- **RECORDS FOR THIS TASK**

________

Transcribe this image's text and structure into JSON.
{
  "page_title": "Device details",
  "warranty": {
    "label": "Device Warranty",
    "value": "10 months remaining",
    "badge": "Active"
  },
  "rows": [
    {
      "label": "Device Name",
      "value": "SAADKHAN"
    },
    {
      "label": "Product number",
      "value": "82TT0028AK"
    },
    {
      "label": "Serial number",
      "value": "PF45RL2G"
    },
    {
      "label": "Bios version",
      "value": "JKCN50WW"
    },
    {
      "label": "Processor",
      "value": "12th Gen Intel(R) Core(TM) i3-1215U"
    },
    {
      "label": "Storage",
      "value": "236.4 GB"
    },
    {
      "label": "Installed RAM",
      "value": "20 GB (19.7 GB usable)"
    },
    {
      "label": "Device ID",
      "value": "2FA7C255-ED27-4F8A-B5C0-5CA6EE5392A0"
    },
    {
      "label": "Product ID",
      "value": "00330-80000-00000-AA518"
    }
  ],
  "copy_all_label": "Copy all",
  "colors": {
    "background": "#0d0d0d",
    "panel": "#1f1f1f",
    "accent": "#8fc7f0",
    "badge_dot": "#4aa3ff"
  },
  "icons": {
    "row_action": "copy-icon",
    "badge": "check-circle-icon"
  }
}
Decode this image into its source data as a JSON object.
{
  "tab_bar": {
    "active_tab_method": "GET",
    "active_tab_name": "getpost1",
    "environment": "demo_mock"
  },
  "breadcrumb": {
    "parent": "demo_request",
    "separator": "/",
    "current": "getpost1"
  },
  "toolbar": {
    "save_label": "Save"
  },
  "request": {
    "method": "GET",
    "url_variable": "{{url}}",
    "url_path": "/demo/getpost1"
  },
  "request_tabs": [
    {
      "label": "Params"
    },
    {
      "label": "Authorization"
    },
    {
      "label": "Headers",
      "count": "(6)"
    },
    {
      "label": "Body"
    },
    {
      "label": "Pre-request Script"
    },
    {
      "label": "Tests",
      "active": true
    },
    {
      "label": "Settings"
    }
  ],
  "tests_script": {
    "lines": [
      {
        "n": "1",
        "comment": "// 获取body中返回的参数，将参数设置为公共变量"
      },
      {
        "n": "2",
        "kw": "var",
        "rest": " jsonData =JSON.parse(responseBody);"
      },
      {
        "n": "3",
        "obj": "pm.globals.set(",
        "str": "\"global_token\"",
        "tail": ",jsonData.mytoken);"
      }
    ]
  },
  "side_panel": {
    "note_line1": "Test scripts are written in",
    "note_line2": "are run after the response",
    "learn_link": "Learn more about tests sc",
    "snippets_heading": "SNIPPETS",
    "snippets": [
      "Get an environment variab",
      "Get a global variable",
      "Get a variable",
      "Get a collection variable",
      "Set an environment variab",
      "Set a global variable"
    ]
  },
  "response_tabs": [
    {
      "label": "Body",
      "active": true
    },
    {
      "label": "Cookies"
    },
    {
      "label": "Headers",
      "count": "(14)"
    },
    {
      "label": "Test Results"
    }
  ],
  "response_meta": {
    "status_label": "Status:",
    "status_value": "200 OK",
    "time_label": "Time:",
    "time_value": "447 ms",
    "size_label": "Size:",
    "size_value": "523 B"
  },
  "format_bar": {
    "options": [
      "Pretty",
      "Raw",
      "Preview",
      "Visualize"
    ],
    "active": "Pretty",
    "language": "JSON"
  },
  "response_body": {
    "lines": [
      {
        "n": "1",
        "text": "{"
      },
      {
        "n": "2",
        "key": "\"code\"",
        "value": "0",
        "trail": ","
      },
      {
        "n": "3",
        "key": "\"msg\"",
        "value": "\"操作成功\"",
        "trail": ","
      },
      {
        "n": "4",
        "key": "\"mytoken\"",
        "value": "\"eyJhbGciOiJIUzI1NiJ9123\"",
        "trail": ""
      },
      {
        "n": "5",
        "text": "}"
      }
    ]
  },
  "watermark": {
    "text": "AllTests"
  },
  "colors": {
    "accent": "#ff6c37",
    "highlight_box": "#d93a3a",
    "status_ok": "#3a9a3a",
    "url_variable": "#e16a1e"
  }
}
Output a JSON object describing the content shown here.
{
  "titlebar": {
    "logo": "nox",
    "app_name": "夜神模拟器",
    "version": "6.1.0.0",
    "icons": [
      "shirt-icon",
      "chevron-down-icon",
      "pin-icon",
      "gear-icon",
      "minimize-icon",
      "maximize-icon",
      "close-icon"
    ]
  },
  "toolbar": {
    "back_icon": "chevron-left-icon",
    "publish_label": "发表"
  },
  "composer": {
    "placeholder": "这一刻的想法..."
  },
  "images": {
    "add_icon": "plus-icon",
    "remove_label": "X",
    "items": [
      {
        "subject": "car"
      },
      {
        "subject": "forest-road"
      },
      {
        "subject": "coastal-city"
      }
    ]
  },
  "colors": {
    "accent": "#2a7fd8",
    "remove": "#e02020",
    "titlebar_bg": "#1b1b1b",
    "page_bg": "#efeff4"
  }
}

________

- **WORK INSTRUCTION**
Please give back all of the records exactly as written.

- **ANSWER TO THE EXERCISE**
Transcribe this image's text and structure into JSON.
{
  "page_title": "Device details",
  "warranty": {
    "label": "Device Warranty",
    "value": "10 months remaining",
    "badge": "Active"
  },
  "rows": [
    {
      "label": "Device Name",
      "value": "SAADKHAN"
    },
    {
      "label": "Product number",
      "value": "82TT0028AK"
    },
    {
      "label": "Serial number",
      "value": "PF45RL2G"
    },
    {
      "label": "Bios version",
      "value": "JKCN50WW"
    },
    {
      "label": "Processor",
      "value": "12th Gen Intel(R) Core(TM) i3-1215U"
    },
    {
      "label": "Storage",
      "value": "236.4 GB"
    },
    {
      "label": "Installed RAM",
      "value": "20 GB (19.7 GB usable)"
    },
    {
      "label": "Device ID",
      "value": "2FA7C255-ED27-4F8A-B5C0-5CA6EE5392A0"
    },
    {
      "label": "Product ID",
      "value": "00330-80000-00000-AA518"
    }
  ],
  "copy_all_label": "Copy all",
  "colors": {
    "background": "#0d0d0d",
    "panel": "#1f1f1f",
    "accent": "#8fc7f0",
    "badge_dot": "#4aa3ff"
  },
  "icons": {
    "row_action": "copy-icon",
    "badge": "check-circle-icon"
  }
}
Decode this image into its source data as a JSON object.
{
  "tab_bar": {
    "active_tab_method": "GET",
    "active_tab_name": "getpost1",
    "environment": "demo_mock"
  },
  "breadcrumb": {
    "parent": "demo_request",
    "separator": "/",
    "current": "getpost1"
  },
  "toolbar": {
    "save_label": "Save"
  },
  "request": {
    "method": "GET",
    "url_variable": "{{url}}",
    "url_path": "/demo/getpost1"
  },
  "request_tabs": [
    {
      "label": "Params"
    },
    {
      "label": "Authorization"
    },
    {
      "label": "Headers",
      "count": "(6)"
    },
    {
      "label": "Body"
    },
    {
      "label": "Pre-request Script"
    },
    {
      "label": "Tests",
      "active": true
    },
    {
      "label": "Settings"
    }
  ],
  "tests_script": {
    "lines": [
      {
        "n": "1",
        "comment": "// 获取body中返回的参数，将参数设置为公共变量"
      },
      {
        "n": "2",
        "kw": "var",
        "rest": " jsonData =JSON.parse(responseBody);"
      },
      {
        "n": "3",
        "obj": "pm.globals.set(",
        "str": "\"global_token\"",
        "tail": ",jsonData.mytoken);"
      }
    ]
  },
  "side_panel": {
    "note_line1": "Test scripts are written in",
    "note_line2": "are run after the response",
    "learn_link": "Learn more about tests sc",
    "snippets_heading": "SNIPPETS",
    "snippets": [
      "Get an environment variab",
      "Get a global variable",
      "Get a variable",
      "Get a collection variable",
      "Set an environment variab",
      "Set a global variable"
    ]
  },
  "response_tabs": [
    {
      "label": "Body",
      "active": true
    },
    {
      "label": "Cookies"
    },
    {
      "label": "Headers",
      "count": "(14)"
    },
    {
      "label": "Test Results"
    }
  ],
  "response_meta": {
    "status_label": "Status:",
    "status_value": "200 OK",
    "time_label": "Time:",
    "time_value": "447 ms",
    "size_label": "Size:",
    "size_value": "523 B"
  },
  "format_bar": {
    "options": [
      "Pretty",
      "Raw",
      "Preview",
      "Visualize"
    ],
    "active": "Pretty",
    "language": "JSON"
  },
  "response_body": {
    "lines": [
      {
        "n": "1",
        "text": "{"
      },
      {
        "n": "2",
        "key": "\"code\"",
        "value": "0",
        "trail": ","
      },
      {
        "n": "3",
        "key": "\"msg\"",
        "value": "\"操作成功\"",
        "trail": ","
      },
      {
        "n": "4",
        "key": "\"mytoken\"",
        "value": "\"eyJhbGciOiJIUzI1NiJ9123\"",
        "trail": ""
      },
      {
        "n": "5",
        "text": "}"
      }
    ]
  },
  "watermark": {
    "text": "AllTests"
  },
  "colors": {
    "accent": "#ff6c37",
    "highlight_box": "#d93a3a",
    "status_ok": "#3a9a3a",
    "url_variable": "#e16a1e"
  }
}
Output a JSON object describing the content shown here.
{
  "titlebar": {
    "logo": "nox",
    "app_name": "夜神模拟器",
    "version": "6.1.0.0",
    "icons": [
      "shirt-icon",
      "chevron-down-icon",
      "pin-icon",
      "gear-icon",
      "minimize-icon",
      "maximize-icon",
      "close-icon"
    ]
  },
  "toolbar": {
    "back_icon": "chevron-left-icon",
    "publish_label": "发表"
  },
  "composer": {
    "placeholder": "这一刻的想法..."
  },
  "images": {
    "add_icon": "plus-icon",
    "remove_label": "X",
    "items": [
      {
        "subject": "car"
      },
      {
        "subject": "forest-road"
      },
      {
        "subject": "coastal-city"
      }
    ]
  },
  "colors": {
    "accent": "#2a7fd8",
    "remove": "#e02020",
    "titlebar_bg": "#1b1b1b",
    "page_bg": "#efeff4"
  }
}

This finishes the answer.